And sand, and fire, and plain old earth.
Coincident with completing the build of a years-deferred off-piste bike on Friday night, the urge to go deep struck. Jeny was out but Pete was game, so we hastily whipped together a plan then met in the desert loaded for brrrr.
Despite appearances, the desert is cold this time of year. Carrying enough layers and food for our hasty objective were legitimate concerns as we set out into a crisp morning.
Derelict shandy roads gave way to cottonwood lined washes, and though we climbed a fair bit the trend of the day was downhill.
We somehow missed a turn where there was no turn to be missed, then compensated by following a gully to a rock slab, and then dismounted to trundle ourselves down. Not quite to the river yet, but the water collected here told us it couldn't be far.
Blending wholly disparate genres -- rock and ice -- of our riding careers turned out to be less exciting than expected. Sure was pretty tho.
Eventually the wash opened onto a debris fan, across which ran a track that dead-ended at mining detritus above a translucent river. We thrashed through a bit of willow and tamarisk to find waters edge, then enjoyed late afternoon sun while transforming to aquatic mode.
Low angle sun was delicious for precisely one bend of the river, at which point the current oozed us into shade and it was hard to think about anything other than finding a spot to call home for the night.
One bend later that spot presented itself. I'm the guy that always wants to go one bend further, to cover miles now that won't then need to be covered in the morning. Pete's frozen hands insisted that this spot would do just fine.
We fed the fire with tamarisk as though the supply was limitless. Partly because the night was cold, and even once dinner was eaten and chores were done it was but 7PM -- way too early for sleep.
But also because it *is* limitless, as far as I'm concerned...
My self-employed status keeps me up late (by Pete's standards) most every night, while Pete's job as educator has him up obscenely early (by, um, any measure) most mornings. He was up, breakfasted, had taken pics and video, reviewed them, shot more, reviewed those, then had largely packed up while waiting for the sun to reappear.
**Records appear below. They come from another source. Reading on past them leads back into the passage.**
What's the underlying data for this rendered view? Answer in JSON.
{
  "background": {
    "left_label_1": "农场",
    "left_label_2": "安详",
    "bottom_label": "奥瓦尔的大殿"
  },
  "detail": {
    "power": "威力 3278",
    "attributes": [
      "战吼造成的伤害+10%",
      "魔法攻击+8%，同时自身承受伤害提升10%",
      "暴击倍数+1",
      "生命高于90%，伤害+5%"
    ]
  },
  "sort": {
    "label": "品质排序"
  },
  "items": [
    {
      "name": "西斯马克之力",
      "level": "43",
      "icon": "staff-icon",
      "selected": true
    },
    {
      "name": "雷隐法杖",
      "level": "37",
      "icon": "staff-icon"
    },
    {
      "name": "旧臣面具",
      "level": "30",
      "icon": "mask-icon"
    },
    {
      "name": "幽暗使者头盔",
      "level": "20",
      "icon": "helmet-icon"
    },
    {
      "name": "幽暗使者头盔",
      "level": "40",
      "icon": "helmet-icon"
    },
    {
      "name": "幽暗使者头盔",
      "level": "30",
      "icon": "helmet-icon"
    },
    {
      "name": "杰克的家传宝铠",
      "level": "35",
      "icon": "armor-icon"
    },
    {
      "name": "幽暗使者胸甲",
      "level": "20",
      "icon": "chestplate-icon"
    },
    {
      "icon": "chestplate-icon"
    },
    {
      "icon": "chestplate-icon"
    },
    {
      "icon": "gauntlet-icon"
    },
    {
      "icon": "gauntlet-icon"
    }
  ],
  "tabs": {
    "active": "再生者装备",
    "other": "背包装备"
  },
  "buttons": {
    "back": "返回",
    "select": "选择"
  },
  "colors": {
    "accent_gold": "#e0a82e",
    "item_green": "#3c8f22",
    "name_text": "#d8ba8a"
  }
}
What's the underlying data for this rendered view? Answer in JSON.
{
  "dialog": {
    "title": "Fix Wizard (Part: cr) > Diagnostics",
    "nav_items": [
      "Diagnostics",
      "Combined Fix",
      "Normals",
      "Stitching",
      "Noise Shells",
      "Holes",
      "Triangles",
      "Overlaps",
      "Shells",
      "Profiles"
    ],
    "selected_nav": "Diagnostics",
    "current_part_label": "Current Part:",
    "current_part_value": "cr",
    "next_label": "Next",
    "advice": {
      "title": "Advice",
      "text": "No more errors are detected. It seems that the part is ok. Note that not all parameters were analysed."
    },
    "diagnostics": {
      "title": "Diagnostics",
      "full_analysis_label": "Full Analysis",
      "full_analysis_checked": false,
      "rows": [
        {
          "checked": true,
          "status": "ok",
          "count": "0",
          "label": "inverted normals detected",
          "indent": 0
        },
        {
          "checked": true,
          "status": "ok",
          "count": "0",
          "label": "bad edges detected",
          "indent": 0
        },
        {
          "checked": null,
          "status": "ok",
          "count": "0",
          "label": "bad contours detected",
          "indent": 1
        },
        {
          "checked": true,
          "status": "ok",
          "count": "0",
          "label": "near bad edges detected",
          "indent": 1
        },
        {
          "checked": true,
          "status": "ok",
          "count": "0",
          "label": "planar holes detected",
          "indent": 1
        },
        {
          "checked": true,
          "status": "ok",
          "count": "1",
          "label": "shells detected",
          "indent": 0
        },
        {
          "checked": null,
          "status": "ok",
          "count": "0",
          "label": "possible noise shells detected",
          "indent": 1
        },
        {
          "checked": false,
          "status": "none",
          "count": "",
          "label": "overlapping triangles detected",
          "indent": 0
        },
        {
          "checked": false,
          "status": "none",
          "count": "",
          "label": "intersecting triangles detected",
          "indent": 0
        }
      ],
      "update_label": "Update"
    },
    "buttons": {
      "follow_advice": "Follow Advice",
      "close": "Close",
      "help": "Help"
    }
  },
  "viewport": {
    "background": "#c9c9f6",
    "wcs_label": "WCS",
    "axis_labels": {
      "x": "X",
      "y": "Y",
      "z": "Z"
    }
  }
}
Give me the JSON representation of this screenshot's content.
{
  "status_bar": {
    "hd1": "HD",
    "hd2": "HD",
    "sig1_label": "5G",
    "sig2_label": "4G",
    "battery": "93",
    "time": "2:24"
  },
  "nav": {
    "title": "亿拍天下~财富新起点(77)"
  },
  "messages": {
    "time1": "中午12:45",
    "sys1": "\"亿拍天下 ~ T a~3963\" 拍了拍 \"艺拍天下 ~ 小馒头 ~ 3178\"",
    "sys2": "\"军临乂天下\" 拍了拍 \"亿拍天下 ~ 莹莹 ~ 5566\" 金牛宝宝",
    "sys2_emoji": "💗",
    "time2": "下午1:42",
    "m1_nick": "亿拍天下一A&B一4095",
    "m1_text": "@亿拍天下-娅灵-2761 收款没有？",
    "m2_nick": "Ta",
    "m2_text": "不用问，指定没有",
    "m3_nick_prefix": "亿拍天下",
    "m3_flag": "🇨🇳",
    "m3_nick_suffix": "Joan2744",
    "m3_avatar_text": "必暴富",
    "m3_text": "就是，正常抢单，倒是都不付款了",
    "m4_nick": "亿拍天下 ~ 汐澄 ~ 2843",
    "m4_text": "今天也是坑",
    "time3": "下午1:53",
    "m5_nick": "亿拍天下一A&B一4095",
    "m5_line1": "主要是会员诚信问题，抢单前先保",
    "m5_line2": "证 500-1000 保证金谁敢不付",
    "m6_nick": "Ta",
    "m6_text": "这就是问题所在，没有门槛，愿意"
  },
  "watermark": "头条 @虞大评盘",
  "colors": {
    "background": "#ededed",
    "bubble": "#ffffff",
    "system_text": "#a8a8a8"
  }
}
And for me to awaken.
It was the crashing together of plates of grease ice mere feet from my head that ultimately got me up.
I'd guesstimated that direct sun would find us by 8, and was surprised when I rolled out of bed that it still hadn't. I set about boiling water for breakfast and treating more for the day before I caught on that the sun wasn't going to touch this beach all day -- and maybe not for a few more months. That was interesting, but the news of the morning was that I'd somehow not rolled out of bed until 10AM.
Knowing that we'd just burned ~2 hours of precious daylight on a day where we had zero to spare, I apologized profusely to Pete while hurriedly heaving gear into a pile. He wandered up canyon to find some sun while I finished packing, then we shoved off into the slush.
I carried more insulation than Pete -- both the subcutaneous kind as well as the puffy sort -- and as such the temp seemed nice and I felt relaxed through most of the day. Pete spent the day chilled, with downright cold hands and feet, which manifested in him paddling faster, often to tag a tiny sunspot on the other side of the river before drifting back into shade, only to cut across the next bend in search of yet more warmth. As we paddled -- he with purpose and I with none -- we ogled heron and eagle, flicker and raven, all beneath a cerulean sky framed by sandstone walls. I detected not a breath of wind all day.
I know my Canadian and Alaskan friends will look at these pics and read the next sentence and roll their eyes -- and they have some right to. But the days are so short now that you can transit from mid-morning to late afternoon in the time it takes to round a bend of the river. Suddenly we were feeling the miles left to paddle, and ride, not to mention a healthy drive home still looming. We were moving as best we could, but the speed of the river is what it is -- we have no say in the matter.
The sun dipped below the rim minutes before our takeout appeared. Neither of us had been here before so the ideal spot was somewhat open to interpretation. We both know, now, that five minutes more on the river would have saved us ~45 minutes of dealing with mud, willows, crumbling banks, more willows, and cliffing ourselves out within sight of our trail. We know that now.
But in that moment getting out ASAP seemed the smart thing to do, and led to one of us (raises hand) falling knee deep into the river, almost losing a paddle in the ensuing flail, then both of us thrashing through over-the-head brush (Pete took a stick to the brain -- straight up his nose) before delicately passing bikes down the aforementioned cliff, only to then clamber through a ravine and finally onto the trail.
Whence finally we could pedal again we took stock of what remained: 20 miles -- all uphill and in the dark -- might have seemed uninviting to most at this juncture. My flash-frozen shoes made me grateful for it, and with Pete's company and what-me-worry attitude we unwound them without really noticing. I was off once or twice to walk warmth back into my feet, but those instances coincided with steep bits of road so I'm not sure any time was lost.
In the end we covered a seemingly inconsequential chunk of terrain in our brief time out. Yet most of it was new to us, and the things we saw, did, and learned there made it seem like more somehow.
It almost always feels like that, doesn't it?